Hasbro filed suit again Sweetpea Entertainment in May to shut down production on D&D movie being set up at Warner Bros, saying it owned the rights as Sweetpea did not meet the requirements to retain the rights after 2000’s Dungeons & Dragons and the 2005 sequel Dungeons & Dragons: Wrath of the Dragon God.
The defendant appears to be Courtney Solomon’s Sweetpea Entertainment, who produced the 2000 Dungeons & Dragons, as well as the 2005 sequel Dungeons & Dragons: Wrath of the Dragon God. The quoted article has a number of problems that make it hard to make sense of what they are saying, but the 2005 sequel would appear to have qualified, but the 2012 Dungeons & Dragons: The Book of Vile Darkness might, as Hasbro claims, not qualify, since it was more than 5 years after the previous effort and retained no characters or situations from either. But I also don’t see Courtney Solomon or Sweetpea in the credits list on IMDb.
An interesting 24 hours in the “games to screen” craze…it seems that Universal has been second-guessing its idea to bring a lot of Hasbro games to the big screen. Although Battleship is starting to generate heat, the studio has dropped plans for several others by placing them in turnaround (where other studios can pick them up), like Monopoly and Magic: The Gathering.
Stretch Armstrong has apparently landed on that list. It originally had Taylor Lautner (Twlight saga) attached to star, but Universal put it in to turnaround where it was picked up by Relativity Media – but now Lautner is out. Lautner’s people say it was their decision, but it also seems that the studio may not see Lautner as having enough draw.

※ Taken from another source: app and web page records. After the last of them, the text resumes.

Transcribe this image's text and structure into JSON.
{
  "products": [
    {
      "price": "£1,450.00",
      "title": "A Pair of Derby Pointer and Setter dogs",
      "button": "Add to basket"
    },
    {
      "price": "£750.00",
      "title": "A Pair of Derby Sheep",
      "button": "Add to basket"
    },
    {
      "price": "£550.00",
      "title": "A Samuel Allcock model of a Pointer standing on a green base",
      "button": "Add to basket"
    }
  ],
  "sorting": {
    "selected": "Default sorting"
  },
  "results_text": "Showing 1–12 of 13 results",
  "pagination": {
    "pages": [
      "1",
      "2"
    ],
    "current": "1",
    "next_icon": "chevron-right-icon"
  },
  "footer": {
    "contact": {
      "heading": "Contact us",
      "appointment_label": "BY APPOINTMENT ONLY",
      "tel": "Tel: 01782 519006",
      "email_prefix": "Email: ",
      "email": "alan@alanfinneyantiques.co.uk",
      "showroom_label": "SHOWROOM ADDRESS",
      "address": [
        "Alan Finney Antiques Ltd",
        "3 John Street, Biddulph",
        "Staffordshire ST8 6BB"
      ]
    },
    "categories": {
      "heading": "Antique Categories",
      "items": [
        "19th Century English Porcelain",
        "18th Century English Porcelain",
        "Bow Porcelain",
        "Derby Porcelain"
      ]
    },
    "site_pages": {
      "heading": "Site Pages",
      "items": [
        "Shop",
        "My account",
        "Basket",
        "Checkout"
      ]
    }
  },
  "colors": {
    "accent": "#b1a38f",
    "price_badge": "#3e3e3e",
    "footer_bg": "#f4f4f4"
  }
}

Another former Universal/Hasbro project, Candy Land, was also placed in turnaround, and currently Columbia Pictures/Sony is in talks to develop the movie, with Ben Stiller (Bedtime Stories) set to star and possibly co-write the screenplay with Robert Smigel (Saturday Night Live) and directed by Kevin Lima (Enchanted).